Tube occlusion or clogging is one of the most common mechanical complications of enteral nutrition. One study reported a tube-clogging rate of 12.5%.12 (Level B)
Occlusions can be caused by —4
- Inappropriate administration of medications
- Poor flushing techniques
- Thick formulas
- Slow administration rates
- Reflux of gastric or intestinal contents up into the tube, causing curdling of the formula, which in turn, clogs the tube
Many nurses use a variety of flush fluids to prevent clogging or restore patency for occluded tubes. Cranberry juice and carbonated cola beverages have been commonly used and noted in nursing literature. However, these beverages are acidic and may actually contribute to tube clogging from protein denaturation. Sterile water is the best flush solution, as tap water can cause infection if contaminants are present in the tap water.4 (Level C)
Sterile water is also recommended as a flush before and after medications in immunocompromised or critically ill patients when safety of tap water is not reasonably assessed.4
Flushing with 30 mL of water before and after checking for residuals, administering medications or intermittent feedings, every four to six hours, is ideal for preventing tube occlusion.4
Other preventive measures include the use of an administration pump when slow rates of enteral formula are required.4
Improper medication administration can also cause tube occlusion. A recent systematic review of nursing administration of medications via enteral tubes in adults clearly indicates the lack of high-quality research on important issues related to enteral medication administration.13 (Level B)
Furthermore, two surveys of nursing practice demonstrate that nurses’ knowledge regarding medication administration may not translate into proper practice. In one study, 223 RNs and LPNs who worked in a variety of healthcare settings reported that medications caused 50% of feeding tube obstructions. Even though 97% of the nurses perceived that medications given in a liquid form reduced clogging and 94% made an effort to seek liquid dose forms, they used liquids only about 55% of the time; the rest of the time, crushed tablets were used. Nurses who received pharmacy assistance reported significantly less feeding catheter obstruction due to medications. The survey also found that 78% of nurses crushed and administered an enteric-coated dosage form, and 50% administered a sustained-release dosage form.
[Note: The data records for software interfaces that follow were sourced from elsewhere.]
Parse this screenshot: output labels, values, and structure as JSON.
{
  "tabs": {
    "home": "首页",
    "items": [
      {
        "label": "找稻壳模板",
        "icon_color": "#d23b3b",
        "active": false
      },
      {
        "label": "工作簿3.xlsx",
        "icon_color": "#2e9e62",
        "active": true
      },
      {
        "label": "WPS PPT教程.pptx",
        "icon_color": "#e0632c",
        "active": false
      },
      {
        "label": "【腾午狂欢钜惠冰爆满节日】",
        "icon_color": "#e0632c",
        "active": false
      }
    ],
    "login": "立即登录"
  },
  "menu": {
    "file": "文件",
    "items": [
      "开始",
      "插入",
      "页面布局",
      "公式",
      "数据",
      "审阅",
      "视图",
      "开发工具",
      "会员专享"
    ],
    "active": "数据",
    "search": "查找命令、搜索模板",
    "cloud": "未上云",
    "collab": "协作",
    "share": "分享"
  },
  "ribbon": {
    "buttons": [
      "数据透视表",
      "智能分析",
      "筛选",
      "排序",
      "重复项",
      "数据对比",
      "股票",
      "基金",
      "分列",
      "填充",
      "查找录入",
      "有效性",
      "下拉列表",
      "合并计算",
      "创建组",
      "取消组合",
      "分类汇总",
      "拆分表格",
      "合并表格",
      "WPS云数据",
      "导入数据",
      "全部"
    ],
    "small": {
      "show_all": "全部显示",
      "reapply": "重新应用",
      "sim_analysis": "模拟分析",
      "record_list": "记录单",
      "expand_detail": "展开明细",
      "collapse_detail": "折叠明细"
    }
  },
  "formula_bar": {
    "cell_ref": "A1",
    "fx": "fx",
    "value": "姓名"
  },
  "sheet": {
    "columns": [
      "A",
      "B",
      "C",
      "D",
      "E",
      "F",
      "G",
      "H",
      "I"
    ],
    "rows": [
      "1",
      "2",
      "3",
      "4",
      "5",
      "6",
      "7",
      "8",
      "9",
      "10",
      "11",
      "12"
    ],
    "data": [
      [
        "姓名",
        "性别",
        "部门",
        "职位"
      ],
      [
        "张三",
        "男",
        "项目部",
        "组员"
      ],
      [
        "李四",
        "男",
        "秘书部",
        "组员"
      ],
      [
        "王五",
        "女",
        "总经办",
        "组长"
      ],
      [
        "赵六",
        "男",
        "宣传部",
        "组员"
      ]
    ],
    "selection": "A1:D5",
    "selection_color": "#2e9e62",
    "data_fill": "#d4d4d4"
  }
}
Also, only 69% of those surveyed flushed the feeding tube with water before medication administration, only 59% diluted liquid medications and 57% delivered several medications together.14 (Level B)
In a more general survey of nursing management of enteral tube feedings, a researcher found similar results — only 47% of the sample flushed before medication delivery and only 38% flushed between medications.15 (Level B)
These two surveys clearly identify areas where nurses need to incorporate pharmacological principles into enteric medication administration.
If an occlusion does occur, immediate attention to the clog is important. The first step is to check if the feeding tube is kinked. Place your flushing syringe into the tube end and gently pull back on the plunger to dislodge the clog. If the blockage remains, instill warm water into the tube. The tube can also be milked with the fingers from the insertion site out. Declogging can also be achieved with the instillation of a pancreatic enzyme and sodium bicarbonate solution.11 A few noteworthy commercial products to unclog tubes are now available. Several thin, plastic devices for clearing out a clog include the Intro-Reducer.6 Another product that combines a thin catheter and chemical declogging powder that is put into solution and instilled into the clog via the catheter is the Clog-Zapper.6 Nurses should check that their nursing practice act or clinical privileges allow for such procedures before using any of these devices or products.